Part I of II
Sam Huleatt, IntelliGrad.com
In recent years colleges have spent thousands of dollars on job listing websites such as erecruiting.com and Monstertrak.com. However, the percentage of alumni actually getting a job from such online sources is never reported. Why? The answer is that the chance of landing a job on the internet is extremely, extremely low. Furthermore, colleges do a disservice to their students and alumni by not addressing the facts.
The Facts. 80% of the jobs available at any one time are not listed on websites or in papers. This ’magic 80%’ of jobs can only to be discovered via strategic networking. Furthermore, this 80% of jobs are the ’superior’ positions; jobs at the best companies, jobs with the most responsibility and the best salaries. So why do you not know about them? Why are these jobs not listed on Monster.com? The reason is simple. Great positions don’t need to be advertised because they attract candidates with no effort. Take the management consulting field as an example. Job opportunities with a top consulting firm are extremely competitive; few positions are available at any one time since turnover is low. Suppose however that an ’associate position’ does become available. Even without an advertised opening, hundreds of candidates have already sent unsolicited resumes to the HR department. Since hiring is always best through people you trust, the ’friends of friends’ effect, the hiring manager will first comb his or her own contact list to think of friends who might be good for the position. If the hiring manager does not have someone in mind, the next group of people to learn about the opening will be current employees. Larger companies normally have an internal job listing board where positions are posted; otherwise general word of mouth marketing among employees may generate an additional list of candidates. (Note that all of the aforementioned candidate leads would be given priority over an anonymous online resume submission.)
In summary, the likelihood a good consulting firm needing to publicly ’list’ a job opening online is very low. Based on the number of unsolicited resumes and the backlogs of qualified ’friends of friends,’ most open positions will never make it to the internet. Even if a firm does list a position online, the volume of applicants will be extraordinary.
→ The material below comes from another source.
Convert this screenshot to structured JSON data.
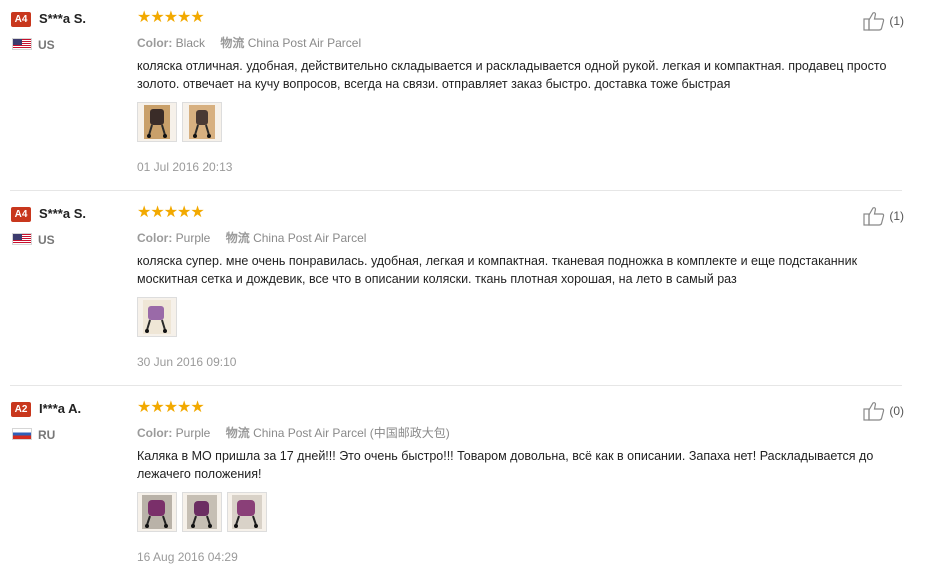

The lesson is that listing a position online is ONLY done because a firm does not have enough qualified candidates within its immediate network; otherwise why pay the hefty listing fee to Monster.com?